*Your task:* Wherever the string "kind" shows up in the records below, return that line.

*Source data:*

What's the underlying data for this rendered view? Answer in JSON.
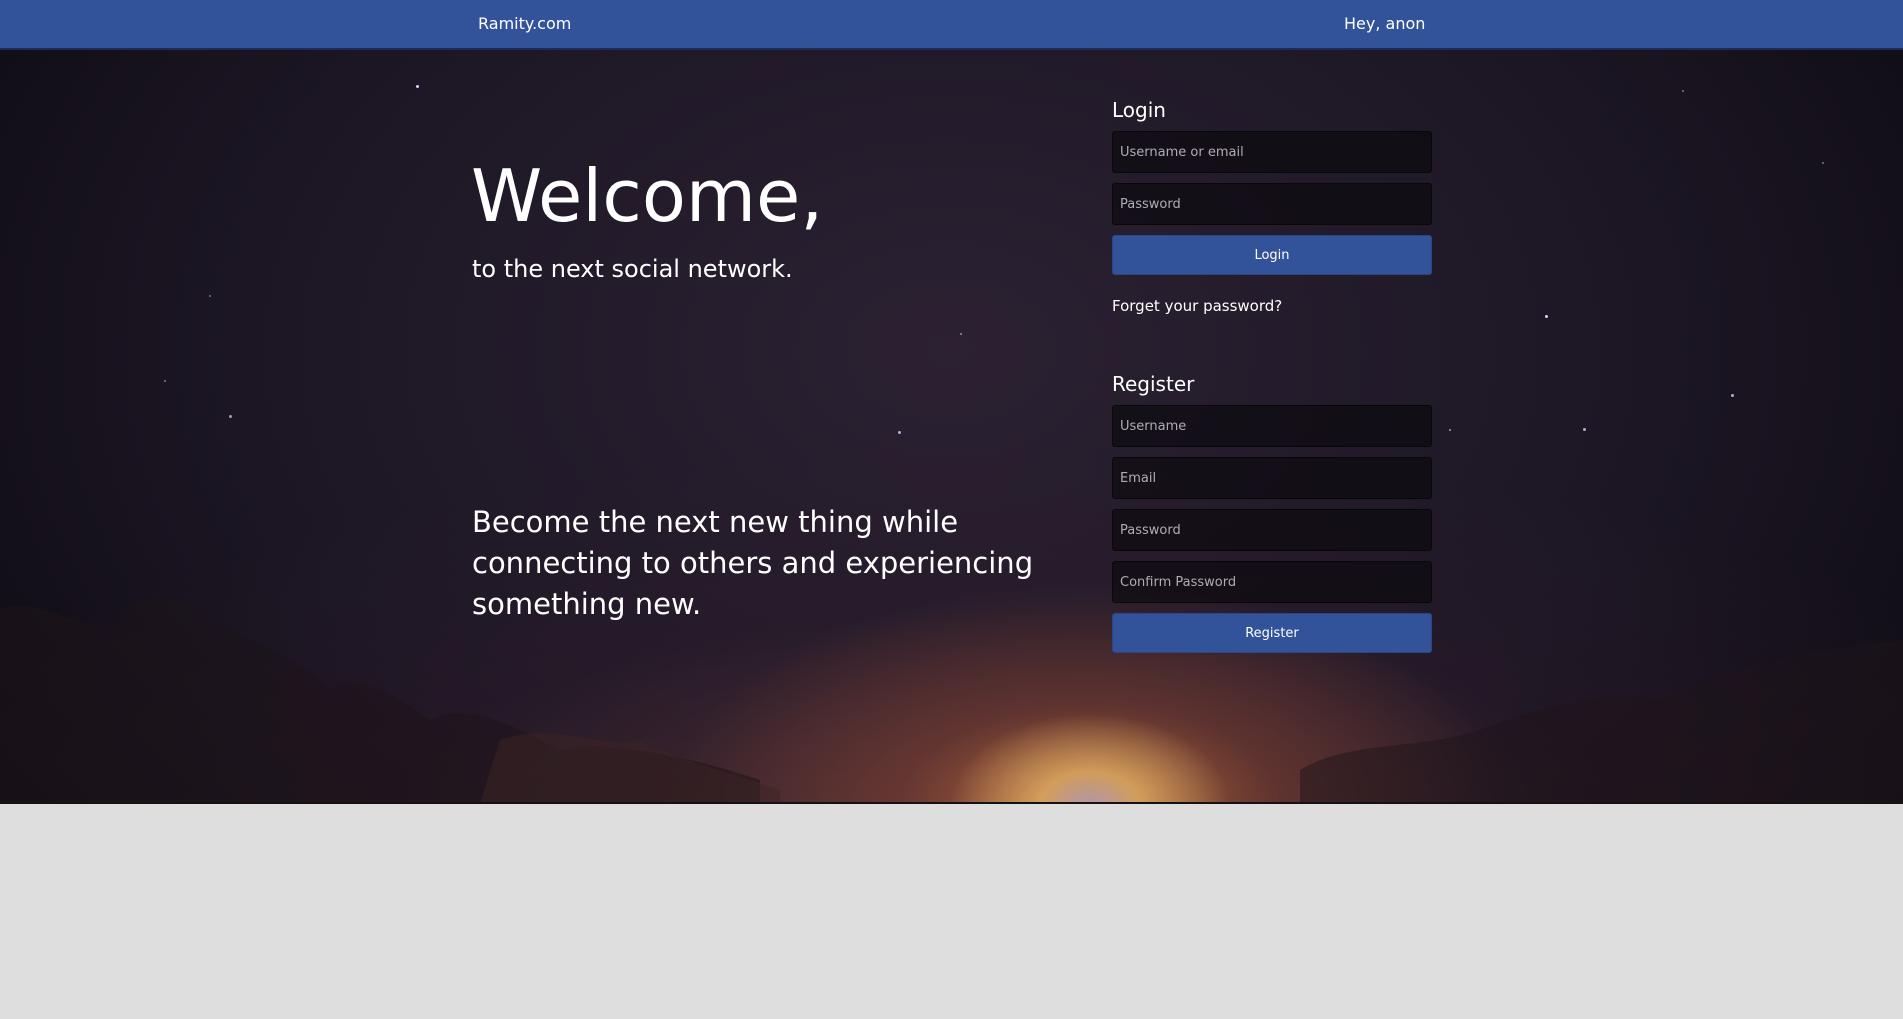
{
  "header": {
    "brand": "Ramity.com",
    "greeting": "Hey, anon"
  },
  "hero": {
    "title": "Welcome,",
    "subtitle": "to the next social network.",
    "tagline": "Become the next new thing while connecting to others and experiencing something new."
  },
  "login": {
    "heading": "Login",
    "username_placeholder": "Username or email",
    "password_placeholder": "Password",
    "submit_label": "Login",
    "forgot_label": "Forget your password?"
  },
  "register": {
    "heading": "Register",
    "username_placeholder": "Username",
    "email_placeholder": "Email",
    "password_placeholder": "Password",
    "confirm_placeholder": "Confirm Password",
    "submit_label": "Register"
  },
  "colors": {
    "accent": "#32529a",
    "footer_background": "#dedede"
  }
}
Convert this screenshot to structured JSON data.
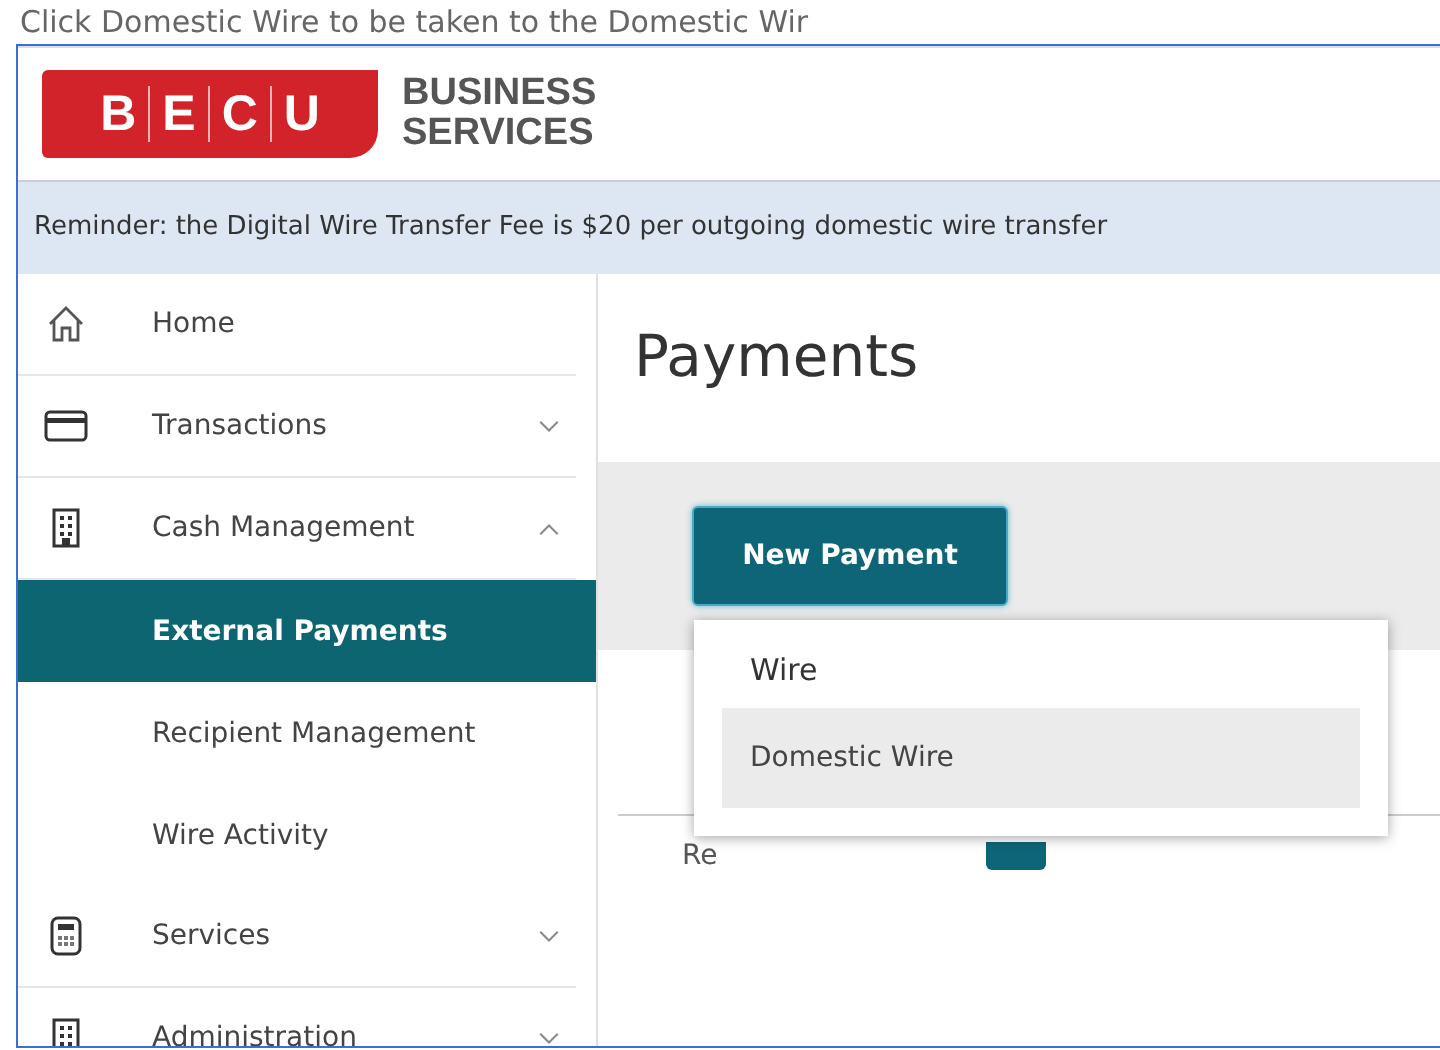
{
  "caption": "Click Domestic Wire to be taken to the Domestic Wir",
  "header": {
    "logo_letters": [
      "B",
      "E",
      "C",
      "U"
    ],
    "logo_text": [
      "BUSINESS",
      "SERVICES"
    ]
  },
  "reminder": "Reminder: the Digital Wire Transfer Fee is $20 per outgoing domestic wire transfer",
  "sidebar": {
    "items": [
      {
        "label": "Home",
        "selected": false
      },
      {
        "label": "Transactions",
        "selected": false,
        "expanded": false
      },
      {
        "label": "Cash Management",
        "selected": false,
        "expanded": true,
        "children": [
          {
            "label": "External Payments",
            "selected": true
          },
          {
            "label": "Recipient Management",
            "selected": false
          },
          {
            "label": "Wire Activity",
            "selected": false
          }
        ]
      },
      {
        "label": "Services",
        "selected": false,
        "expanded": false
      },
      {
        "label": "Administration",
        "selected": false,
        "expanded": false
      }
    ]
  },
  "main": {
    "title": "Payments",
    "new_payment_button": "New Payment",
    "menu": {
      "header": "Wire",
      "items": [
        {
          "label": "Domestic Wire",
          "selected": true
        }
      ]
    },
    "results_label": "Re"
  }
}
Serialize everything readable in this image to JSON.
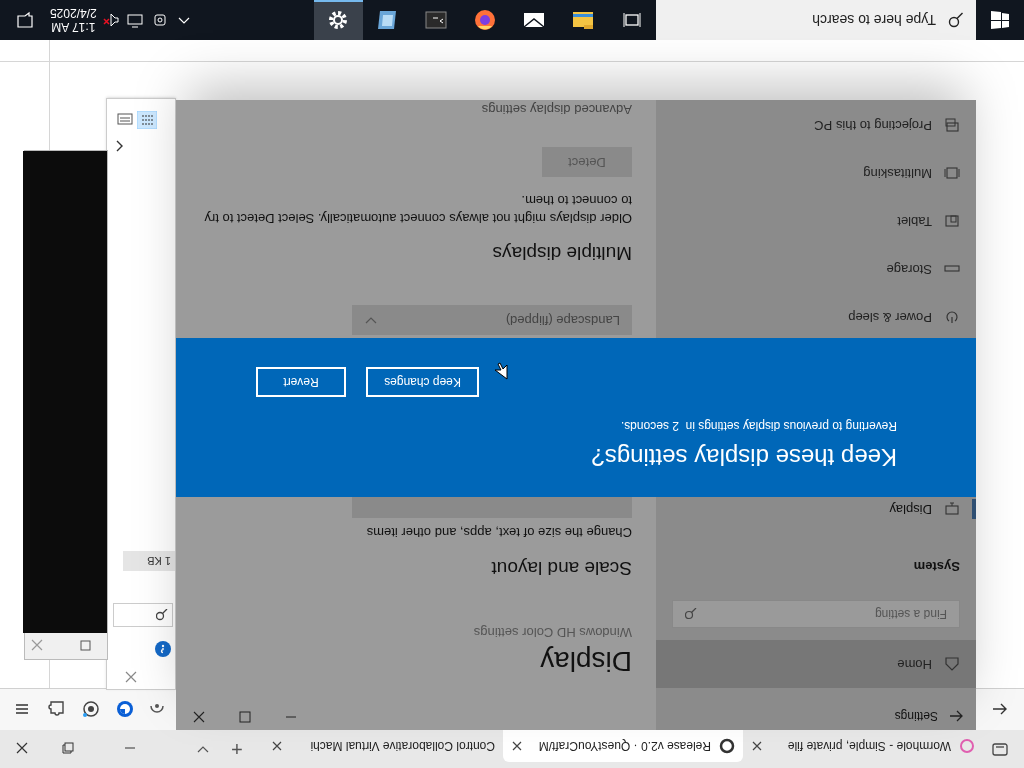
{
  "browser": {
    "tabs": [
      {
        "title": "Wormhole - Simple, private file",
        "selected": false
      },
      {
        "title": "Release v2.0 · QuestYouCraft/M",
        "selected": true
      },
      {
        "title": "Control Collaborative Virtual Machi",
        "selected": false
      }
    ],
    "new_tab": "+"
  },
  "settings": {
    "title": "Settings",
    "home": "Home",
    "search_placeholder": "Find a setting",
    "section": "System",
    "nav_items": [
      {
        "label": "Display",
        "kind": "display",
        "selected": true
      },
      {
        "label": "Power & sleep",
        "kind": "power",
        "selected": false
      },
      {
        "label": "Storage",
        "kind": "storage",
        "selected": false
      },
      {
        "label": "Tablet",
        "kind": "tablet",
        "selected": false
      },
      {
        "label": "Multitasking",
        "kind": "multitasking",
        "selected": false
      },
      {
        "label": "Projecting to this PC",
        "kind": "projecting",
        "selected": false
      }
    ],
    "page_title": "Display",
    "hd_color_link": "Windows HD Color settings",
    "scale_heading": "Scale and layout",
    "scale_text": "Change the size of text, apps, and other items",
    "orientation_value": "Landscape (flipped)",
    "multiple_heading": "Multiple displays",
    "multiple_text": "Older displays might not always connect automatically. Select Detect to try to connect to them.",
    "detect_button": "Detect",
    "advanced_link": "Advanced display settings"
  },
  "dialog": {
    "title": "Keep these display settings?",
    "message": "Reverting to previous display settings in  2 seconds.",
    "buttons": [
      "Keep changes",
      "Revert"
    ]
  },
  "explorer": {
    "size_cell": "1 KB"
  },
  "taskbar": {
    "search_placeholder": "Type here to search",
    "apps": [
      {
        "kind": "explorer",
        "active": false
      },
      {
        "kind": "mail",
        "active": false
      },
      {
        "kind": "firefox",
        "active": false
      },
      {
        "kind": "terminal",
        "active": false
      },
      {
        "kind": "photos",
        "active": false
      },
      {
        "kind": "settings",
        "active": true
      }
    ],
    "time": "1:17 AM",
    "date": "2/4/2025"
  }
}
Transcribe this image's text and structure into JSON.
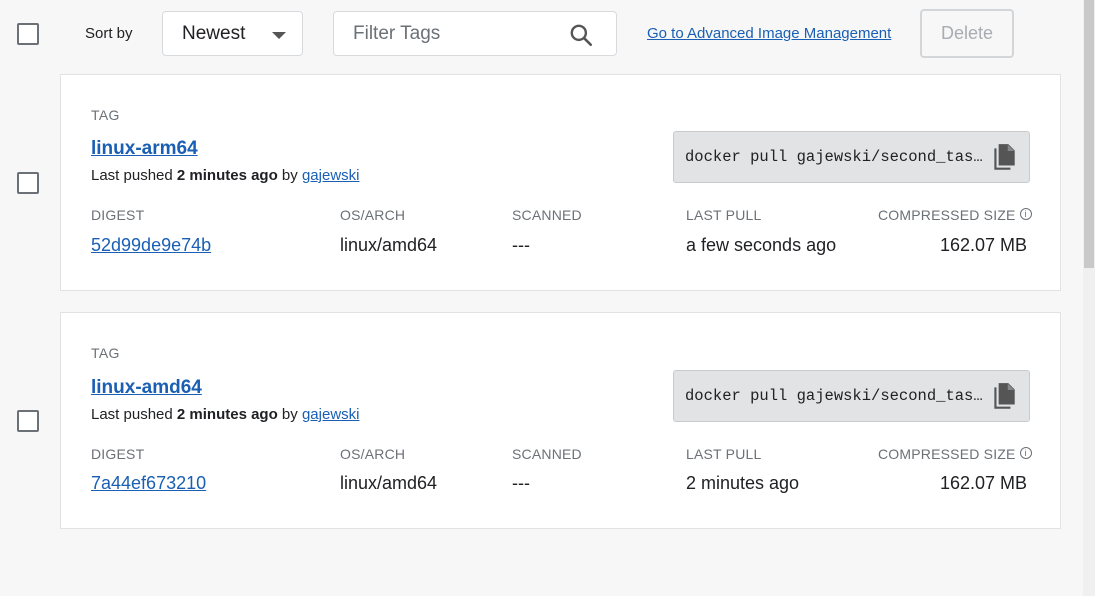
{
  "toolbar": {
    "sort_label": "Sort by",
    "sort_value": "Newest",
    "filter_placeholder": "Filter Tags",
    "advanced_link": "Go to Advanced Image Management",
    "delete_label": "Delete"
  },
  "columns": {
    "tag": "TAG",
    "digest": "DIGEST",
    "os_arch": "OS/ARCH",
    "scanned": "SCANNED",
    "last_pull": "LAST PULL",
    "compressed_size": "COMPRESSED SIZE"
  },
  "tags": [
    {
      "name": "linux-arm64",
      "pushed_prefix": "Last pushed ",
      "pushed_time": "2 minutes ago",
      "pushed_by": " by ",
      "pusher": "gajewski",
      "pull_command": "docker pull gajewski/second_task…",
      "digest": "52d99de9e74b",
      "os_arch": "linux/amd64",
      "scanned": "---",
      "last_pull": "a few seconds ago",
      "size": "162.07 MB"
    },
    {
      "name": "linux-amd64",
      "pushed_prefix": "Last pushed ",
      "pushed_time": "2 minutes ago",
      "pushed_by": " by ",
      "pusher": "gajewski",
      "pull_command": "docker pull gajewski/second_task…",
      "digest": "7a44ef673210",
      "os_arch": "linux/amd64",
      "scanned": "---",
      "last_pull": "2 minutes ago",
      "size": "162.07 MB"
    }
  ],
  "icons": {
    "search": "search-icon",
    "copy": "copy-icon",
    "info": "info-icon",
    "dropdown": "chevron-down-icon"
  }
}
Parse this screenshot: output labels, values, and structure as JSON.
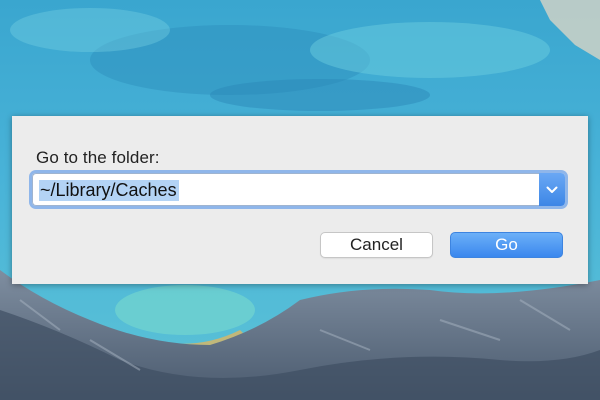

*Reply to the task:*
        "kind": "display",
        "kind": "power",
        "kind": "storage",
        "kind": "tablet",
        "kind": "multitasking",
        "kind": "projecting",
        "kind": "explorer",
        "kind": "mail",
        "kind": "firefox",
        "kind": "terminal",
        "kind": "photos",
        "kind": "settings",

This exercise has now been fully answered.